  8. ^ Lawrence, L. S. (October 1929). White, Alma, ed. "Patriotic Day at Zarephath Camp-Meeting". The Good Citizen. Pillar of Fire Church. p. 10. The Assembly Hall was filled in the evening, with about 100 klanswomen and a few klansmen in robes. The first speaker of the evening was Bishop White. She gave a fiery message on the topic of race and social equality.... She expressed hope that the Klan would do its part in keeping the blood of America pure 

Further reading[edit]

  • Blee, Kathleen M. (1991). Women of the Klan. Berkeley, CA: University of California Press. ISBN 0-520-07876-4. 
  • Blee, Kathleen (1991). "Women in the 1920s' Ku Klux Klan Movement". Feminist Studies. 17 (1): 57–77. JSTOR 3178170. 
  • Blee, Kathleen (2002). "The Gendered Organization of Hate: Women in the U.S. Ku Klux Klan". In Bacchetta, P. & Margaret Power. Right-Wing Women. New York: Routledge. pp. 101–114. ISBN 0-415-92777-3. 
  • Feldman, Glen (2003). "Keepers of the Hearth: Women, the Klan, and Traditional Family Values". In Clayton, B. & John Salmond. Lives Full of Struggle and Triumph. Gainesville: University Press of Florida. pp. 150–180. ISBN 978-0-8130-2675-6. 

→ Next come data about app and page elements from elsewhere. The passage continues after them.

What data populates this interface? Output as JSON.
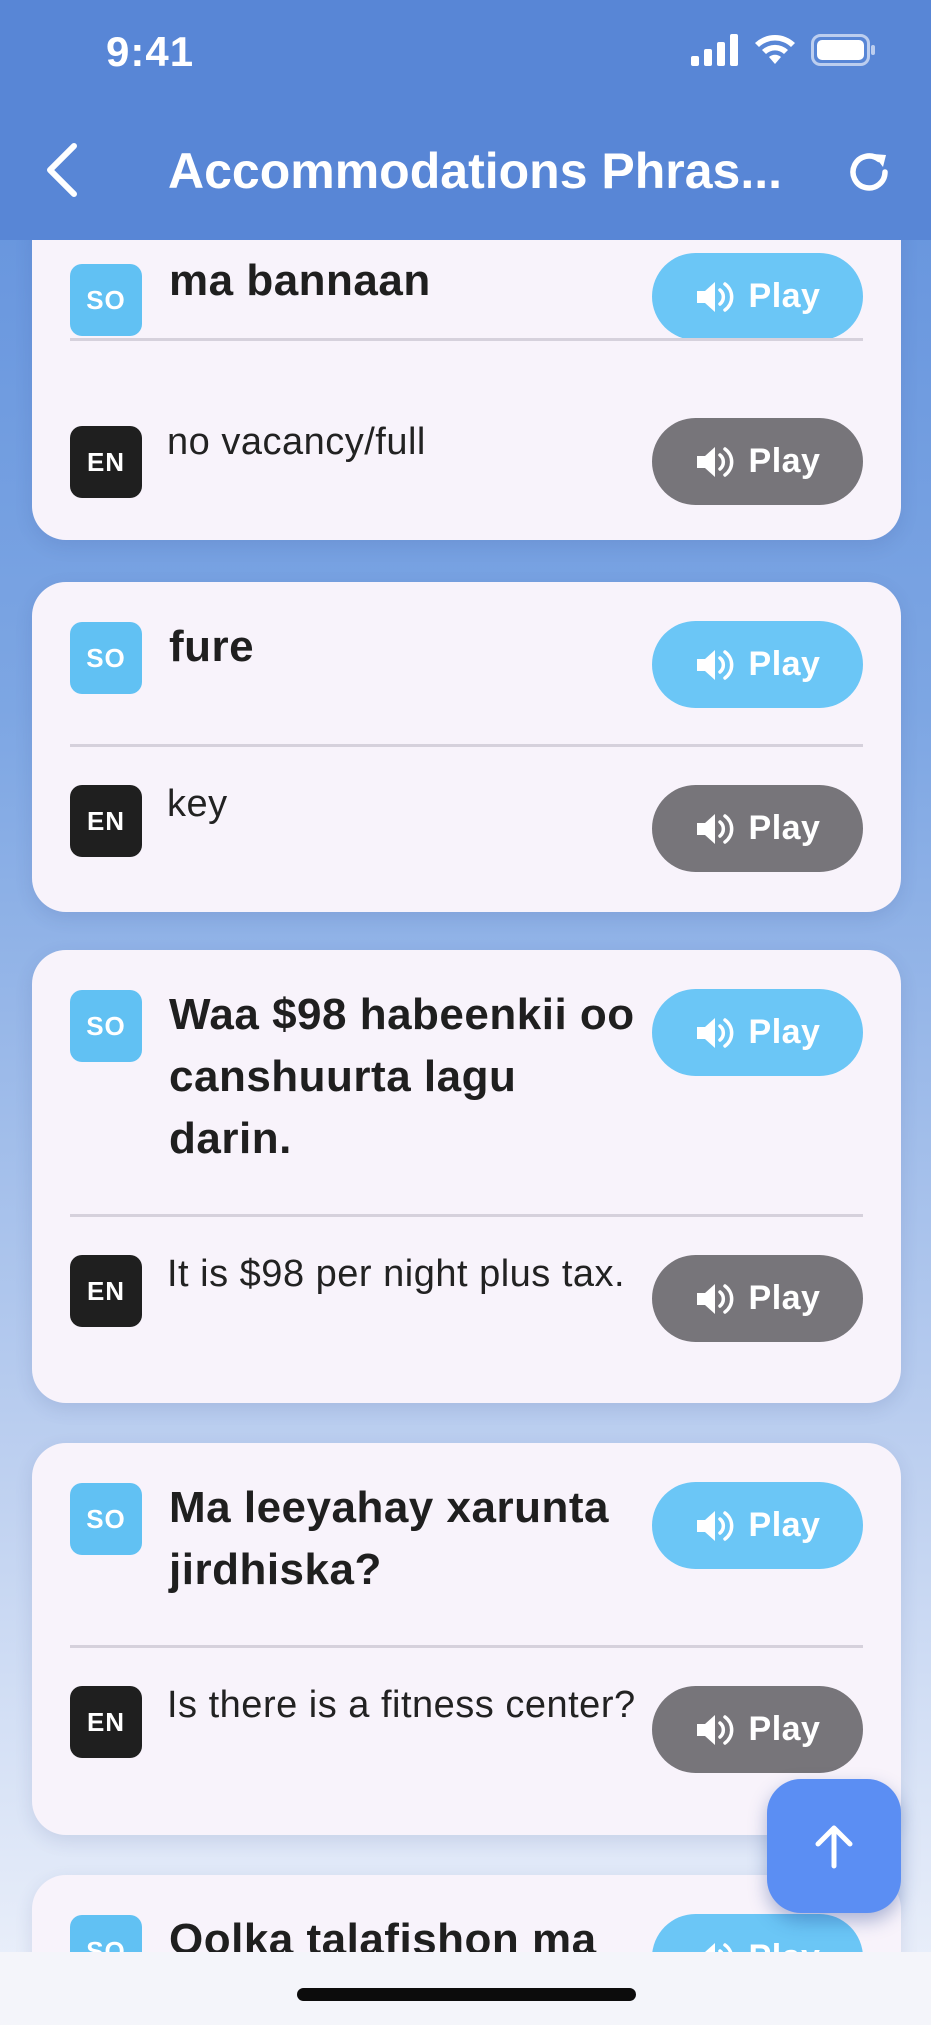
{
  "status": {
    "time": "9:41"
  },
  "nav": {
    "title": "Accommodations Phras..."
  },
  "phrases": [
    {
      "so": "ma bannaan",
      "en": "no vacancy/full"
    },
    {
      "so": "fure",
      "en": "key"
    },
    {
      "so": "Waa $98 habeenkii oo canshuurta lagu darin.",
      "en": "It is $98 per night plus tax."
    },
    {
      "so": "Ma leeyahay xarunta jirdhiska?",
      "en": "Is there is a fitness center?"
    },
    {
      "so": "Qolka talafishon ma"
    }
  ],
  "labels": {
    "so_badge": "SO",
    "en_badge": "EN",
    "play": "Play"
  },
  "colors": {
    "header": "#5886d6",
    "play_so": "#6bc6f6",
    "play_en": "#77757a",
    "fab": "#5b8ef3"
  },
  "icons": [
    "back-icon",
    "refresh-icon",
    "speaker-icon",
    "arrow-up-icon",
    "signal-icon",
    "wifi-icon",
    "battery-icon"
  ]
}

  • Hodes, Martha (Jan 1993). "The Sexualization of Reconstruction Politics" (PDF). Journal of the History of Sexuality. 3: 402–417. JSTOR 3704014. Retrieved February 15, 2013.